Q: How many difficulties were added to the production by shooting two versions of the film, one in English and one in French?
DR: It was just for the dialogue, and the film doesn’t have that much dialogue! The actors were able to go from French to English very quickly [snaps fingers]. We would do three takes in French, then two in English. We would find new ideas during the creative process, and then do more takes. It was a very positive thing on the set.
Q: What did you want to do differently with the look and behavior of your zombies?
DR: First, I wanted everything realistic. In every zombie film, why do they make sounds? They have no life or breath in them, why do they make noise? So my idea was to make them silent; all you hear is the noise of their bones and flesh. I thought it was scarier to have silent zombies. Then everything in this realistic treatment followed: the zombies had the same strength they had when they were humans. No more, no less. A little girl would be not threatening, but a huge guy would still be a real danger. They don’t have super powers.
Q: How did you create the sound effects of the cracking bones? I loved that touch.
DR: It’s all vegetables, like celery.

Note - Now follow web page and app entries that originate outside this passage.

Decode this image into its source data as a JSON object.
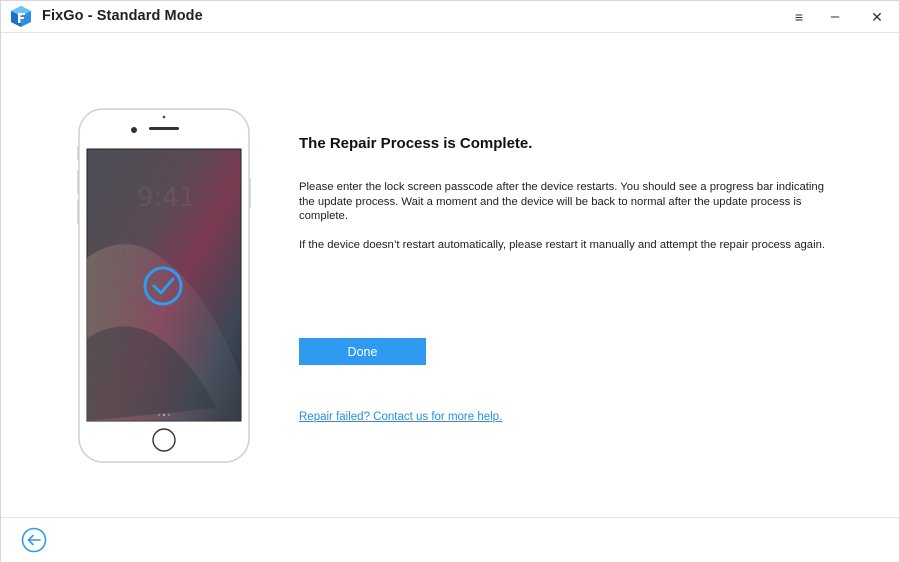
{
  "titlebar": {
    "title": "FixGo - Standard Mode",
    "menu_icon": "≡",
    "minimize_icon": "–",
    "close_icon": "✕"
  },
  "main": {
    "heading": "The Repair Process is Complete.",
    "paragraph1": "Please enter the lock screen passcode after the device restarts. You should see a progress bar indicating the update process. Wait a moment and the device will be back to normal after the update process is complete.",
    "paragraph2": "If the device doesn’t restart automatically, please restart it manually and attempt the repair process again.",
    "done_label": "Done",
    "help_link": "Repair failed? Contact us for more help."
  },
  "colors": {
    "accent": "#2e9af0",
    "link": "#2a8fd6",
    "check": "#2e9af0"
  },
  "icons": {
    "app_logo": "fixgo-logo-icon",
    "menu": "menu-icon",
    "minimize": "minimize-icon",
    "close": "close-icon",
    "success": "checkmark-circle-icon",
    "back": "back-arrow-icon"
  }
}
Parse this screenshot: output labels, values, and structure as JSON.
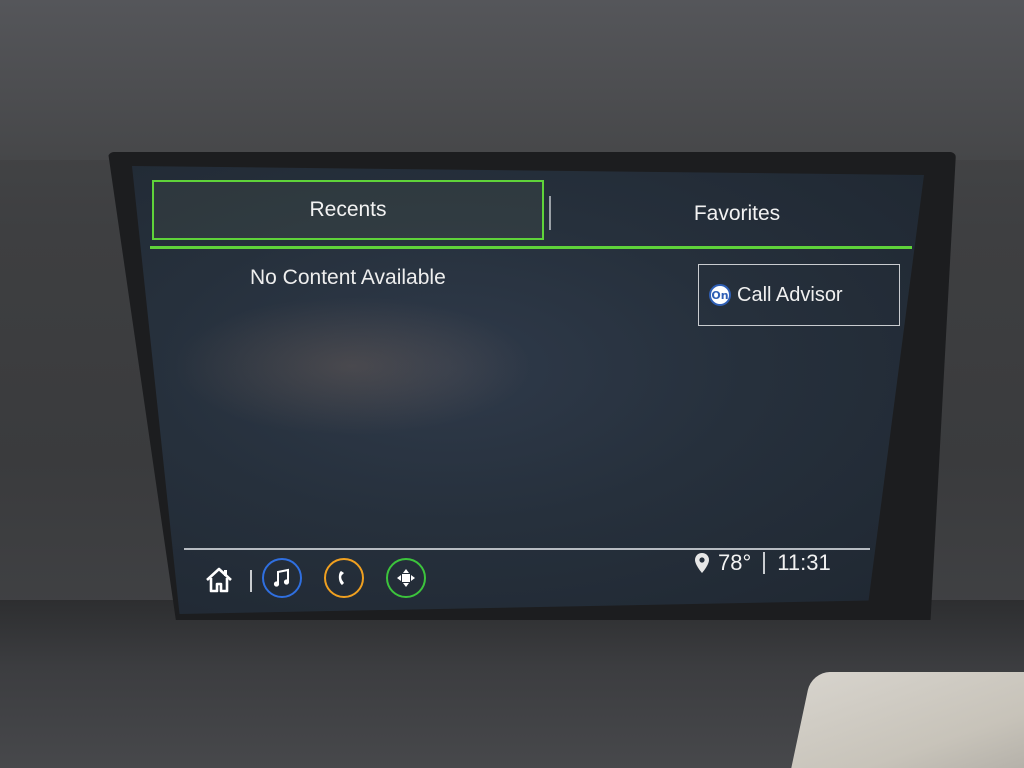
{
  "tabs": {
    "recents_label": "Recents",
    "favorites_label": "Favorites"
  },
  "content": {
    "empty_message": "No Content Available"
  },
  "advisor": {
    "icon_text": "On",
    "label": "Call Advisor"
  },
  "bottom_bar": {
    "icons": [
      "home-icon",
      "audio-icon",
      "phone-icon",
      "apps-icon"
    ],
    "temperature": "78°",
    "time": "11:31"
  },
  "colors": {
    "accent_green": "#5fd33a",
    "audio_blue": "#2f6fe0",
    "phone_orange": "#f0a020",
    "apps_green": "#3cc43c",
    "onstar_blue": "#2f5fb5"
  }
}
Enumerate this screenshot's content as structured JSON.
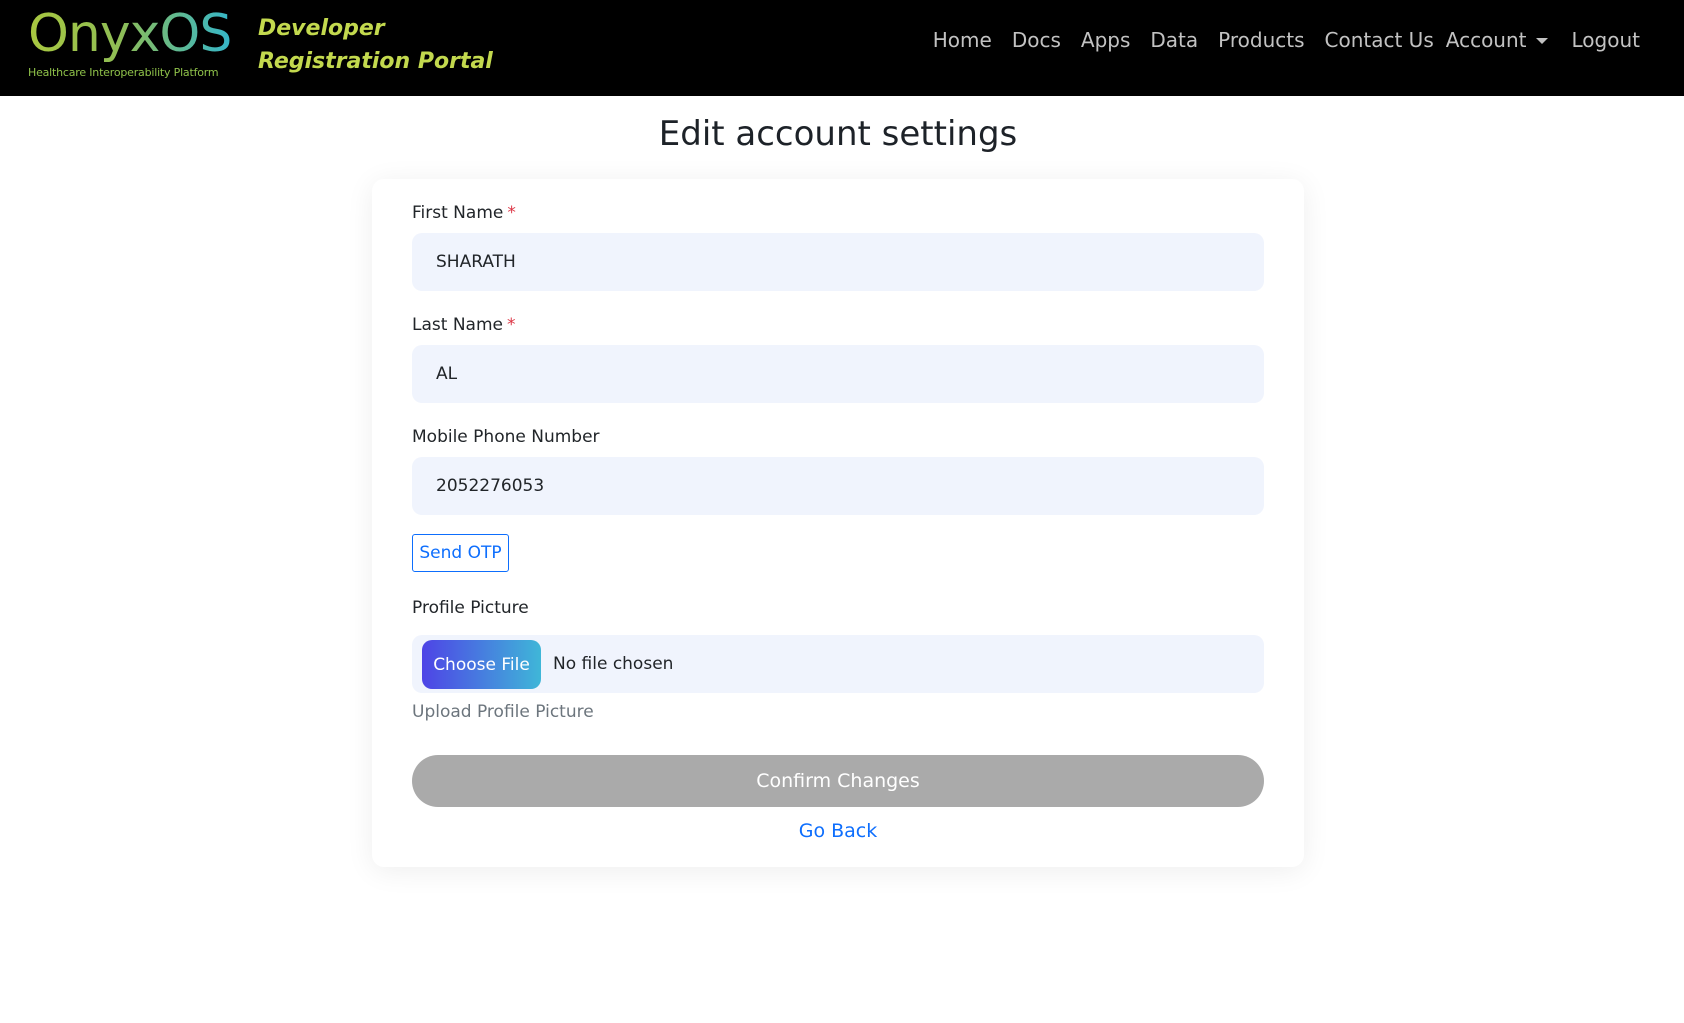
{
  "header": {
    "logo_text": "OnyxOS",
    "logo_tagline": "Healthcare Interoperability Platform",
    "portal_title": "Developer Registration Portal",
    "nav": {
      "home": "Home",
      "docs": "Docs",
      "apps": "Apps",
      "data": "Data",
      "products": "Products",
      "contact": "Contact Us",
      "account": "Account",
      "logout": "Logout"
    }
  },
  "page": {
    "title": "Edit account settings"
  },
  "form": {
    "first_name": {
      "label": "First Name",
      "required_mark": "*",
      "value": "SHARATH"
    },
    "last_name": {
      "label": "Last Name",
      "required_mark": "*",
      "value": "AL"
    },
    "phone": {
      "label": "Mobile Phone Number",
      "value": "2052276053"
    },
    "send_otp_label": "Send OTP",
    "profile_picture": {
      "label": "Profile Picture",
      "choose_label": "Choose File",
      "status": "No file chosen",
      "hint": "Upload Profile Picture"
    },
    "confirm_label": "Confirm Changes",
    "go_back_label": "Go Back"
  },
  "colors": {
    "navbar_bg": "#000000",
    "accent_blue": "#0d6efd",
    "required_red": "#dc3545",
    "input_bg": "#f0f4fd",
    "confirm_disabled": "#aaaaaa",
    "portal_title": "#c3d94e"
  }
}
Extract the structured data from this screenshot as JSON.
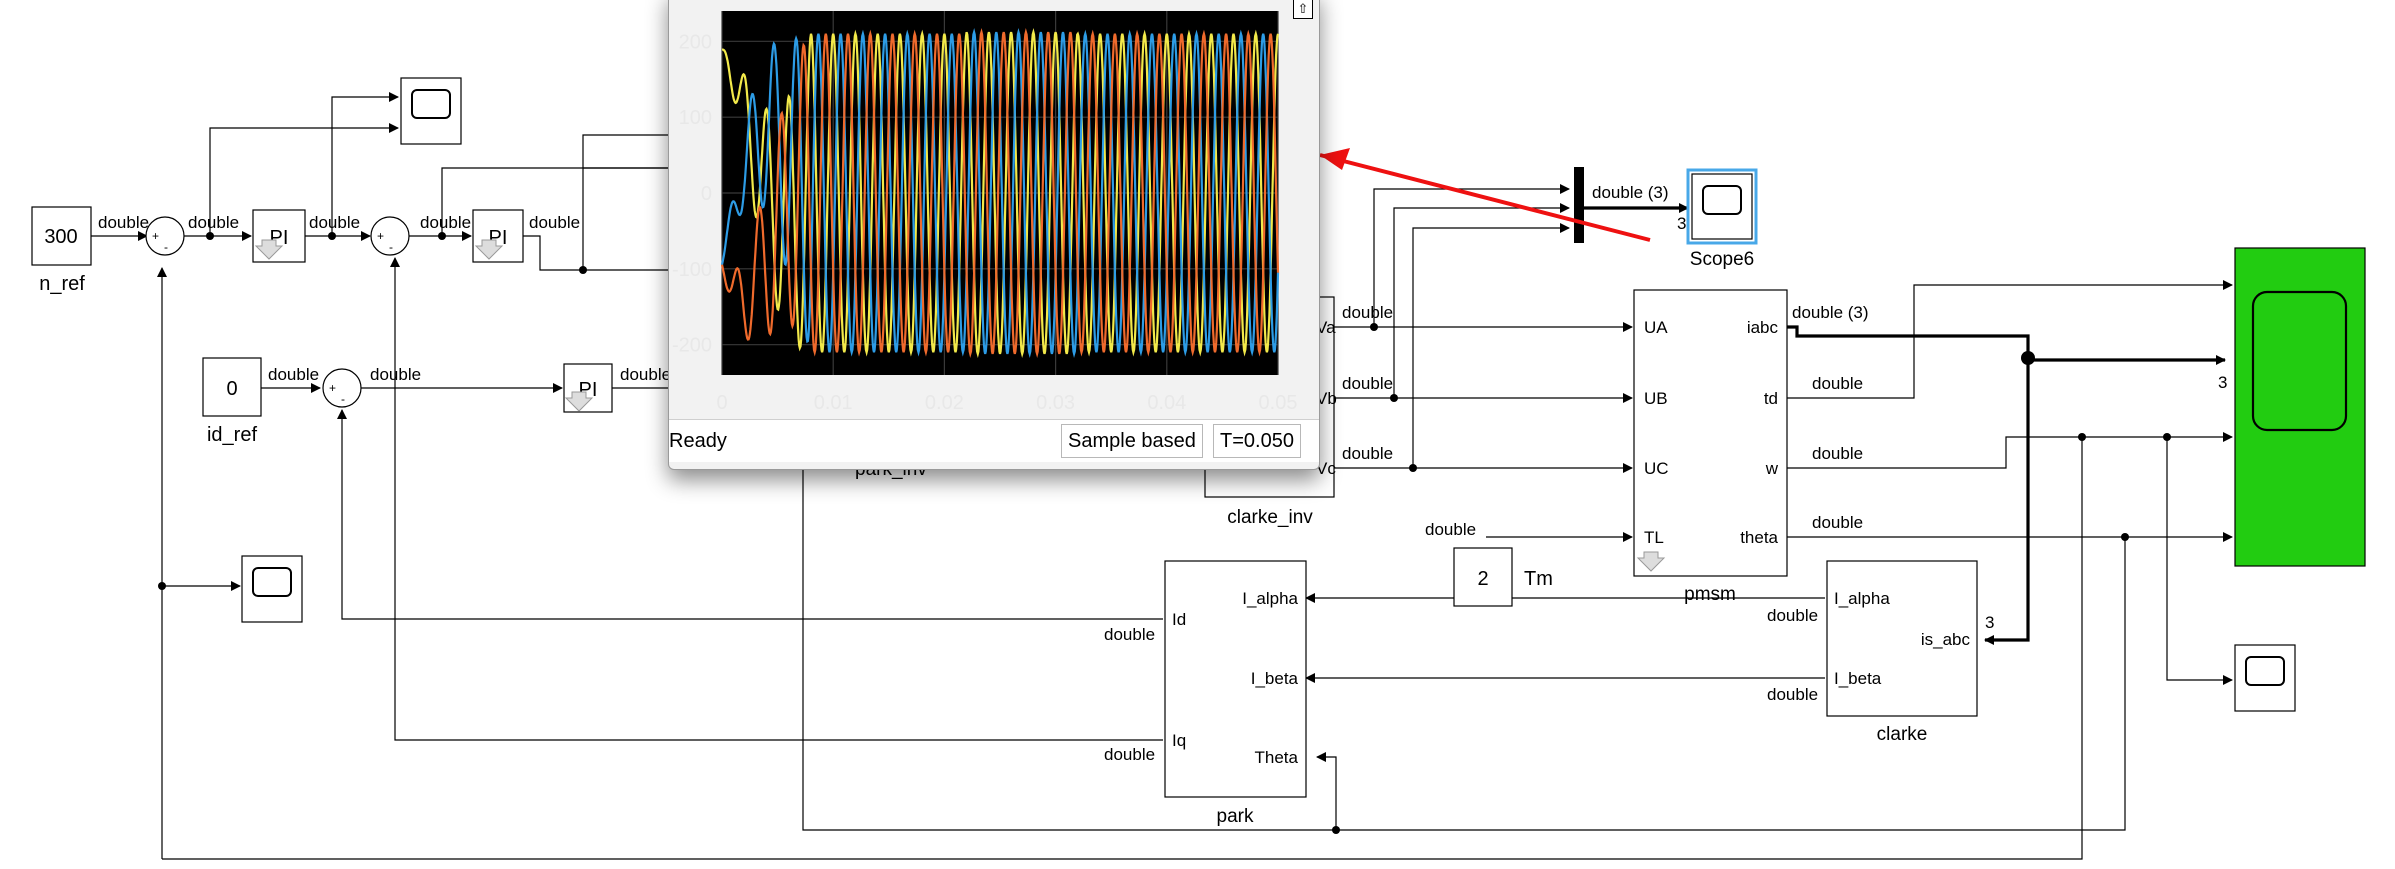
{
  "diagram": {
    "n_ref": {
      "value": "300",
      "name": "n_ref"
    },
    "id_ref": {
      "value": "0",
      "name": "id_ref"
    },
    "tm": {
      "value": "2",
      "name": "Tm"
    },
    "pi_label": "PI",
    "plus": "+",
    "minus": "-",
    "signal_double": "double",
    "signal_double3": "double (3)",
    "bus_width": "3",
    "scope6_name": "Scope6",
    "park": {
      "name": "park",
      "ports_in": [
        "Id",
        "Iq"
      ],
      "ports_out": [
        "I_alpha",
        "I_beta",
        "Theta"
      ]
    },
    "park_inv_name": "park_inv",
    "clarke_inv_name": "clarke_inv",
    "clarke_inv_ports": [
      "Va",
      "Vb",
      "Vc"
    ],
    "pmsm": {
      "name": "pmsm",
      "ports_in": [
        "UA",
        "UB",
        "UC",
        "TL"
      ],
      "ports_out": [
        "iabc",
        "td",
        "w",
        "theta"
      ]
    },
    "clarke": {
      "name": "clarke",
      "ports_in": [
        "I_alpha",
        "I_beta"
      ],
      "port_out": "is_abc"
    },
    "colors": {
      "green_scope": "#22cc11",
      "selection": "#48a8e8",
      "red_arrow": "#ee1111"
    }
  },
  "scope_window": {
    "status": "Ready",
    "sample_mode": "Sample based",
    "time": "T=0.050",
    "y_ticks": [
      "200",
      "100",
      "0",
      "-100",
      "-200"
    ],
    "x_ticks": [
      "0",
      "0.01",
      "0.02",
      "0.03",
      "0.04",
      "0.05"
    ],
    "chart_data": {
      "type": "line",
      "xlim": [
        0,
        0.05
      ],
      "ylim": [
        -240,
        240
      ],
      "grid": true,
      "series": [
        {
          "color": "#f2e94a",
          "phase_deg": 0
        },
        {
          "color": "#2d9ce6",
          "phase_deg": -120
        },
        {
          "color": "#ef6a2c",
          "phase_deg": 120
        }
      ],
      "waveform": {
        "steady_amplitude": 210,
        "frequency_hz": 500
      }
    }
  }
}
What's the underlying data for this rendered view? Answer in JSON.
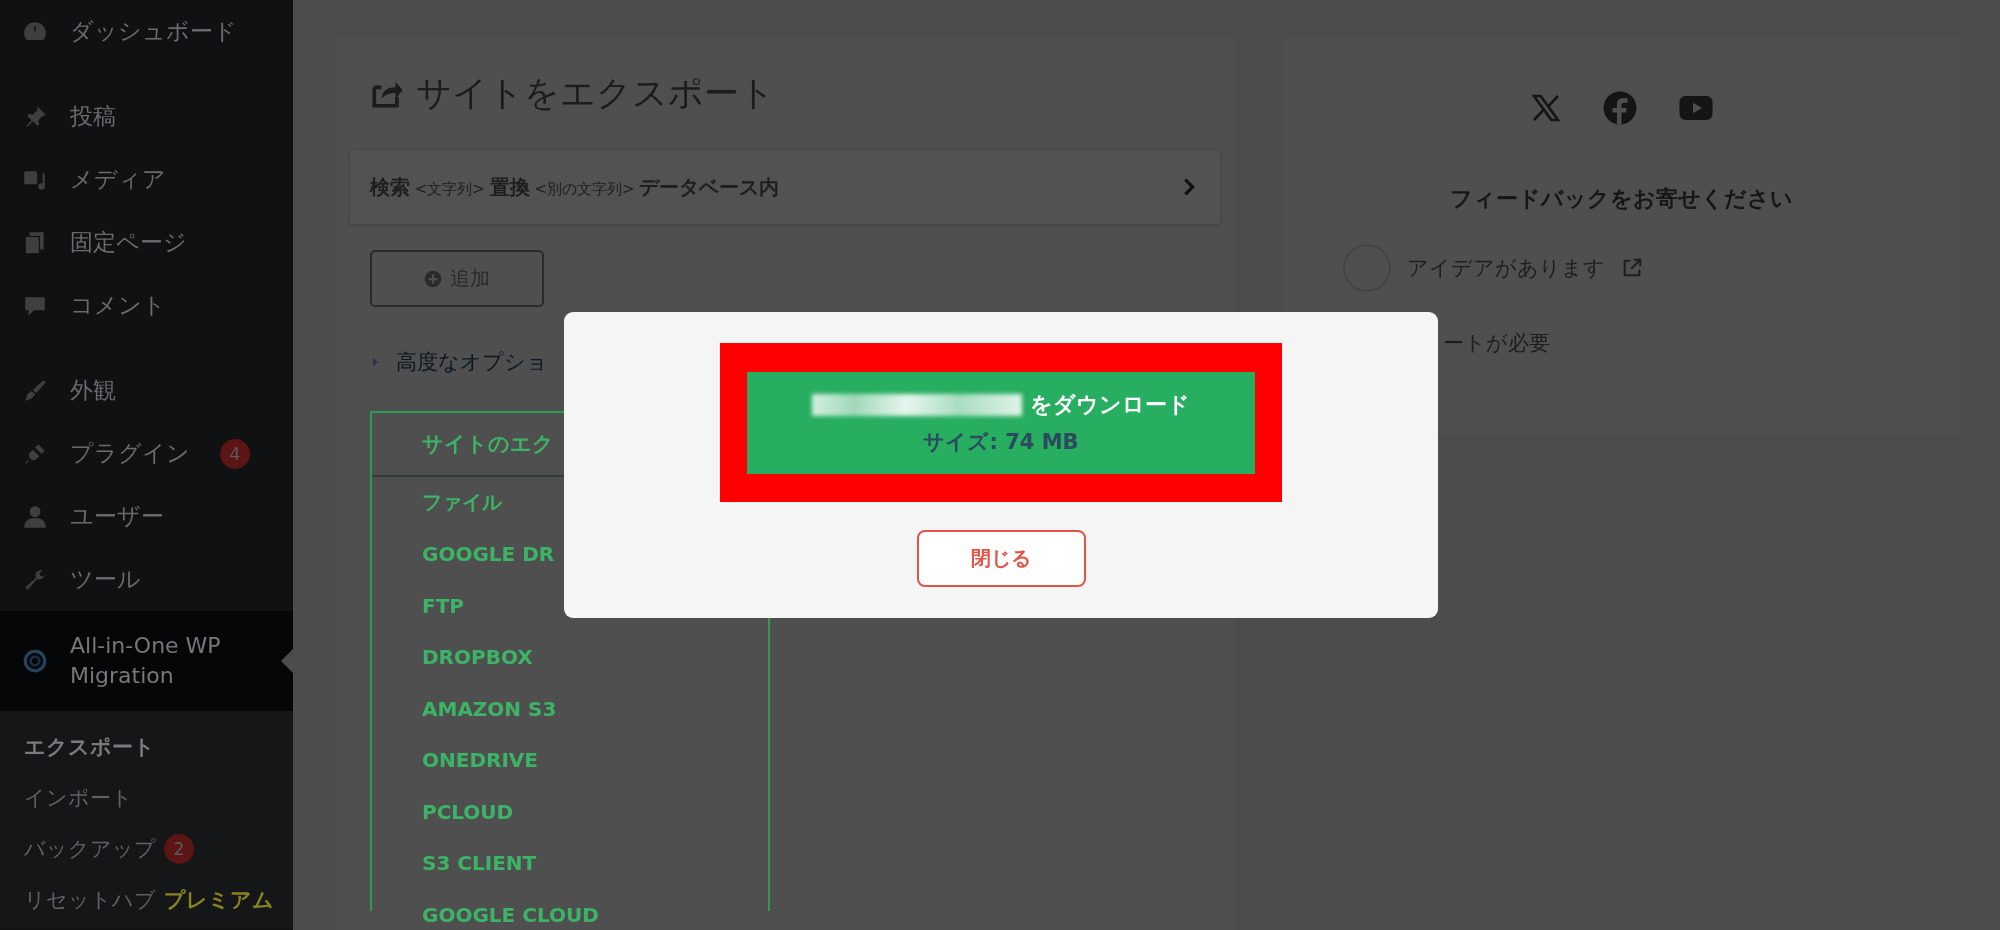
{
  "sidebar": {
    "groups": [
      {
        "items": [
          {
            "label": "ダッシュボード",
            "selected": false
          }
        ]
      },
      {
        "items": [
          {
            "label": "投稿",
            "selected": false
          },
          {
            "label": "メディア",
            "selected": false
          },
          {
            "label": "固定ページ",
            "selected": false
          },
          {
            "label": "コメント",
            "selected": false
          }
        ]
      },
      {
        "items": [
          {
            "label": "外観",
            "selected": false
          },
          {
            "label": "プラグイン",
            "badge": "4",
            "selected": false
          },
          {
            "label": "ユーザー",
            "selected": false
          },
          {
            "label": "ツール",
            "selected": false
          },
          {
            "label": "All-in-One WP Migration",
            "selected": true,
            "children": [
              {
                "label": "エクスポート",
                "selected": true
              },
              {
                "label": "インポート",
                "selected": false
              },
              {
                "label": "バックアップ",
                "badge": "2",
                "selected": false
              },
              {
                "label": "リセットハブ",
                "tag": "プレミアム",
                "selected": false
              }
            ]
          }
        ]
      }
    ]
  },
  "export_panel": {
    "title": "サイトをエクスポート",
    "search_replace": "**検索** <文字列> **置換** <別の文字列> **データベース内**",
    "add_button": "追加",
    "advanced_options": "高度なオプショ",
    "export_menu": {
      "header": "サイトのエク",
      "items": [
        "ファイル",
        "GOOGLE DR",
        "FTP",
        "DROPBOX",
        "AMAZON S3",
        "ONEDRIVE",
        "PCLOUD",
        "S3 CLIENT",
        "GOOGLE CLOUD"
      ]
    }
  },
  "feedback_panel": {
    "heading": "フィードバックをお寄せください",
    "options": [
      {
        "label": "アイデアがあります",
        "external": true,
        "selected": false
      },
      {
        "label": "ートが必要",
        "external": false
      }
    ]
  },
  "modal": {
    "download_button": {
      "label": "をダウンロード",
      "size": "サイズ: 74 MB"
    },
    "close_button": "閉じる"
  }
}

We didn’t break any bones for real.
Q: What made you cast the Norwegian actor Anders Danielsen Lie as your lead?
DR: I discovered him in the Joachim Trier movie Oslo, August 31st, where he has this very special melancholic presence. He was going to be in every shot, so it was very important to find an actor who could give the feeling of what I was looking for, with just his presence and not a word. Anders could be that person. Then I met him and found we had the same interest in how to tell the story. I also learned he was a musician and other things about him, which we put into the script.
Q: Tell me about Denis Lavant, who played the zombie in the elevator.
DR: He’s a very famous actor in France, who comes from the circus. A dancer too, so he’s very physical. He was my first choice to play Alfred, the zombie stuck in the elevator, because he is a very physical and creative actor. The script didn’t say much about the character or how he conveys emotion. I was thinking of [Tom Hanks and the volleyball] Wilson in Cast Away, that kind of connection between a man and an object. Denis was very creative, doing subtle things to get across the emotion, like when his face is stuck in the bars of the elevator.
Q: What’s next for you? More horror?
DR: I don’t know. Right now I’m taking my time to find the right story. I do want to stay in fantastique film.